As a tailor in Tehran's fabled Grand Bazaar for over 60 years, Mostafa Javedan has lived through coups, wars, a revolution – and now the ups and downs of international sanctions.
His little store in the shade of the bazaar’s high stone arches, established by his grandfather in the days of the 19th century Qajar dynasty, has weathered all these storms and remained firmly tied to global trends even when Iran was at its most isolated.
“The chicest and the best-dressed in the world are the French and then it’s the Iranians, but the English produced the best fabrics,” the 80-year-old told AFP, looking snappy in a pair of shades and blue slacks.
Times have changed, however.
These days, Mostafa sits back and lets his son Saeed do the work, and most of the fabrics come from China — one effect of the international sanctions slapped on Iran in 2012 over its nuclear programme.
“The Europeans pushed us toward China. Ten years ago we never bought fabrics from China, but their quality has been improving,” said Saeed.
“I think sanctions were a boost for the Chinese economy.”
The bazaar is still the main centre for business in Tehran, packed with shoppers browsing everything from centuries-old carpets to the latest mobile phones.
When Iran’s nuclear deal with world powers struck in July 2015 led to many of the sanctions being lifted in January, small family-run stores in general saw little obvious change.
They had already been forced to adapt, and in keeping with Iran’s long history as a central point of East-West trade, many of its merchants had simply shifted their focus towards Asia.
In one of the many kitchenware stores, most of the pots and pans are marked “Made in China”.
“We have some goods from Italy and the United States, but very few,” said Ali Masoumi, 30, whose father set up shop in the 1950s.
He said the real changes had to come from within, and was sceptical the nuclear deal would make much difference.
“If there is going to be any change it must be from inside Iran. The government should have a will for change. That will doesn’t exist.”
The moderate government of President Hassan Rouhani that came to power in 2013 has stabilised the runaway inflation and currency collapse of previous years.
Rouhani hopes the end of sanctions will help Iran attract $30 to $50 billion in annual investment needed to hit his target of eight-percent growth.
But a raft of US sanctions are still in place, related to Iran’s human rights record and missile testing, leaving shoppers as well as businesses cautious.
“People still don’t want to risk investing and spending. They want to be sure there won’t be any more drastic changes in the dollar rate, banking, housing and everything else,” said Masoumi.
OPTIMISM AND OBSTACLES

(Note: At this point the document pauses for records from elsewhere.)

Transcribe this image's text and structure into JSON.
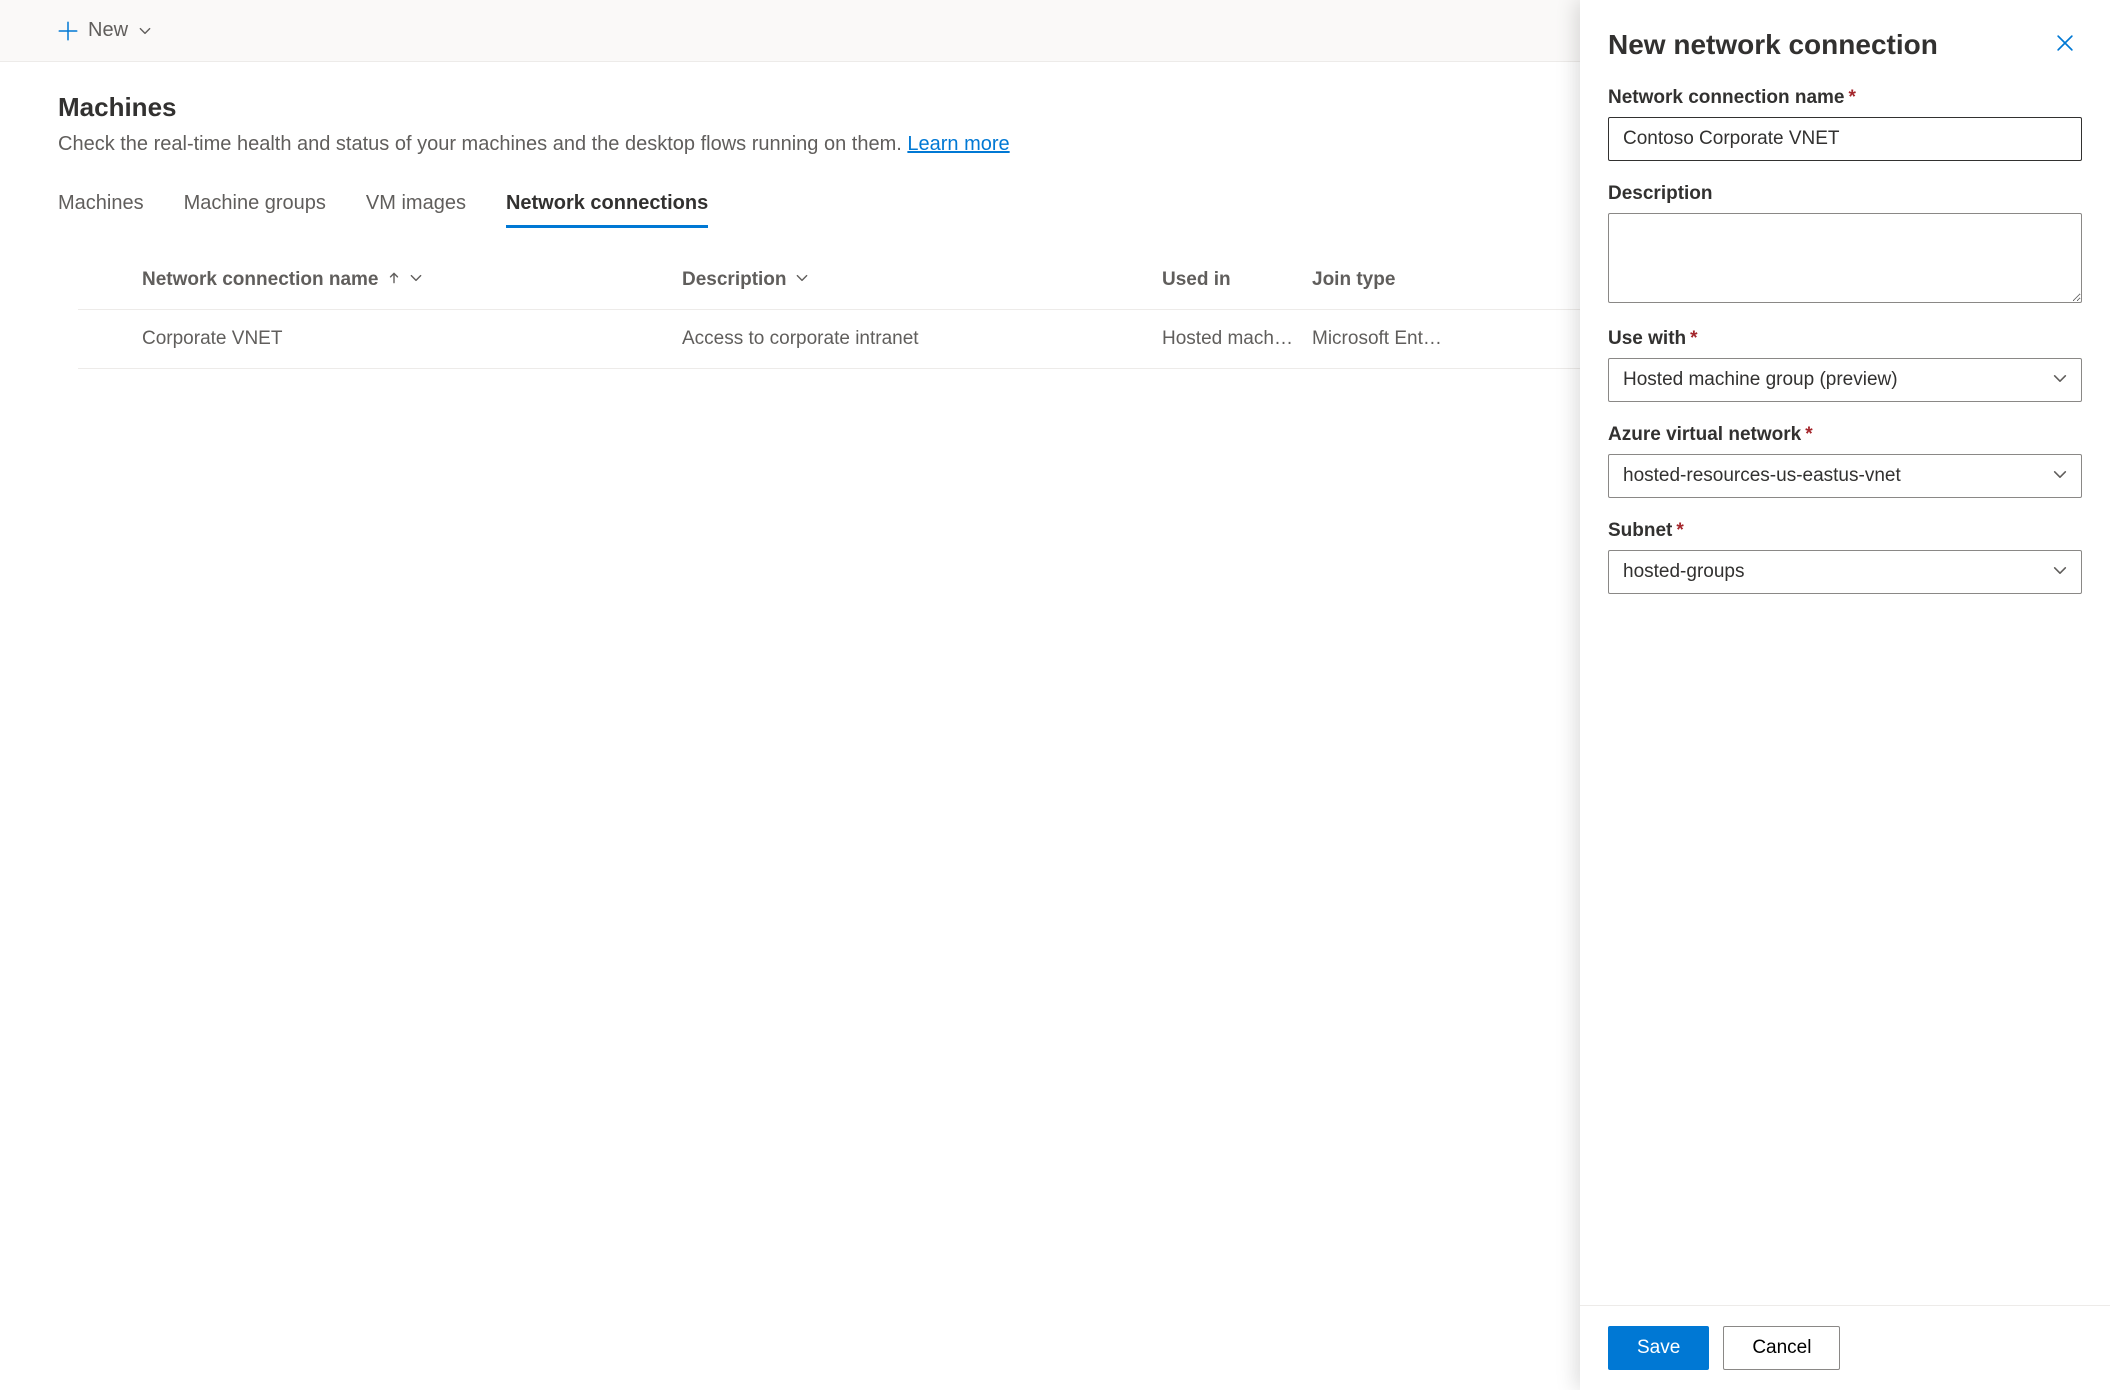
{
  "commandBar": {
    "newLabel": "New"
  },
  "page": {
    "title": "Machines",
    "subtitle_prefix": "Check the real-time health and status of your machines and the desktop flows running on them. ",
    "learnMore": "Learn more"
  },
  "tabs": [
    {
      "label": "Machines",
      "active": false
    },
    {
      "label": "Machine groups",
      "active": false
    },
    {
      "label": "VM images",
      "active": false
    },
    {
      "label": "Network connections",
      "active": true
    }
  ],
  "table": {
    "columns": {
      "name": "Network connection name",
      "description": "Description",
      "usedIn": "Used in",
      "joinType": "Join type"
    },
    "rows": [
      {
        "name": "Corporate VNET",
        "description": "Access to corporate intranet",
        "usedIn": "Hosted mach…",
        "joinType": "Microsoft Ent…"
      }
    ]
  },
  "panel": {
    "title": "New network connection",
    "fields": {
      "nameLabel": "Network connection name",
      "nameValue": "Contoso Corporate VNET",
      "descLabel": "Description",
      "descValue": "",
      "useWithLabel": "Use with",
      "useWithValue": "Hosted machine group (preview)",
      "avnLabel": "Azure virtual network",
      "avnValue": "hosted-resources-us-eastus-vnet",
      "subnetLabel": "Subnet",
      "subnetValue": "hosted-groups"
    },
    "saveLabel": "Save",
    "cancelLabel": "Cancel"
  }
}
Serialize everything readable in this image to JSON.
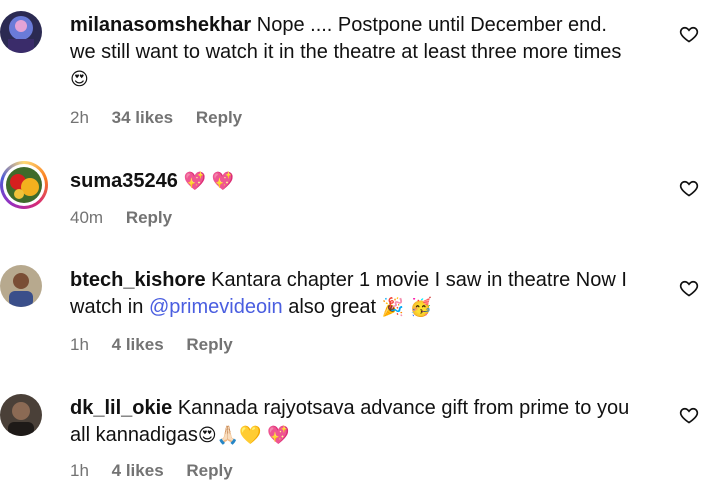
{
  "comments": [
    {
      "username": "milanasomshekhar",
      "text": "Nope .... Postpone until December end.",
      "text2": "we still want to watch it in the theatre at least three more times",
      "emoji": "😍",
      "time": "2h",
      "likes": "34 likes",
      "reply": "Reply"
    },
    {
      "username": "suma35246",
      "emoji": "💖 💖",
      "time": "40m",
      "reply": "Reply"
    },
    {
      "username": "btech_kishore",
      "text": "Kantara chapter 1 movie I saw in theatre Now I",
      "text2_pre": "watch in ",
      "mention": "@primevideoin",
      "text2_post": " also great",
      "emoji": "🎉 🥳",
      "time": "1h",
      "likes": "4 likes",
      "reply": "Reply"
    },
    {
      "username": "dk_lil_okie",
      "text": "Kannada rajyotsava advance gift from prime to you",
      "text2": "all kannadigas",
      "emoji": "😍🙏🏻💛 💖",
      "time": "1h",
      "likes": "4 likes",
      "reply": "Reply"
    }
  ],
  "icons": {
    "like": "heart-outline-icon"
  },
  "colors": {
    "meta": "#737373",
    "mention": "#4a5ee0"
  }
}
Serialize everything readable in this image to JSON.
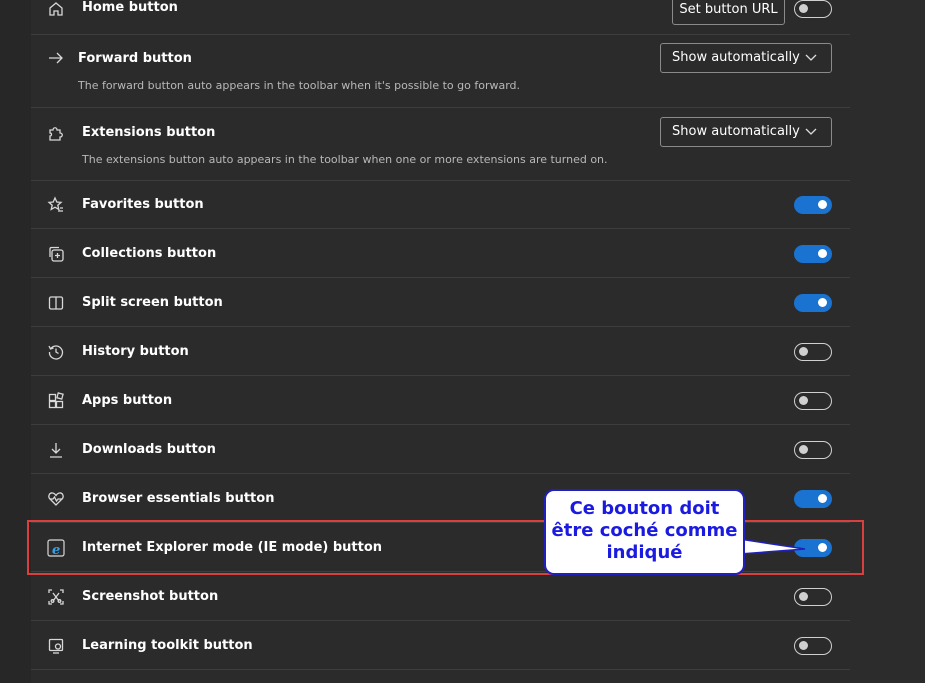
{
  "settings": {
    "home": {
      "label": "Home button",
      "action_label": "Set button URL",
      "enabled": false
    },
    "forward": {
      "label": "Forward button",
      "description": "The forward button auto appears in the toolbar when it's possible to go forward.",
      "select_value": "Show automatically"
    },
    "extensions": {
      "label": "Extensions button",
      "description": "The extensions button auto appears in the toolbar when one or more extensions are turned on.",
      "select_value": "Show automatically"
    },
    "favorites": {
      "label": "Favorites button",
      "enabled": true
    },
    "collections": {
      "label": "Collections button",
      "enabled": true
    },
    "split_screen": {
      "label": "Split screen button",
      "enabled": true
    },
    "history": {
      "label": "History button",
      "enabled": false
    },
    "apps": {
      "label": "Apps button",
      "enabled": false
    },
    "downloads": {
      "label": "Downloads button",
      "enabled": false
    },
    "browser_essentials": {
      "label": "Browser essentials button",
      "enabled": true
    },
    "ie_mode": {
      "label": "Internet Explorer mode (IE mode) button",
      "enabled": true
    },
    "screenshot": {
      "label": "Screenshot button",
      "enabled": false
    },
    "learning_toolkit": {
      "label": "Learning toolkit button",
      "enabled": false
    }
  },
  "annotation": {
    "callout_text": "Ce bouton doit être coché comme indiqué",
    "highlight_color": "#d84040",
    "callout_border_color": "#2020c0",
    "callout_text_color": "#1a1ae0"
  },
  "colors": {
    "toggle_on": "#1a73d0",
    "panel": "#2b2b2b"
  }
}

Still, others say the positive atmosphere created by the nuclear deal is already paying dividends.
Esmaeil Ivazi, 35, was shopping for a carpet in the bazaar, on the back of a healthy few months for the toy factory he owns.
He said exports to neighbouring countries — including Iraq, Uzbekistan, Georgia, Armenia and Tajikistan — had risen sharply since January.
“Our relations with foreign companies have become better after the nuclear agreement, as they trust us more now,” said Ivazi.
“I’m optimistic that the situation will continue to improve. People have hope for the future, and I believe that is driving people and markets to improve.”
But he admitted that obstacles remain, particularly while international banks remain wary of doing business with Iran over the threat of remaining sanctions.
“We have banking problems. We want to sell to Russia, but we have money transfer issues,” he said. “They can’t travel here each time they want to buy something.”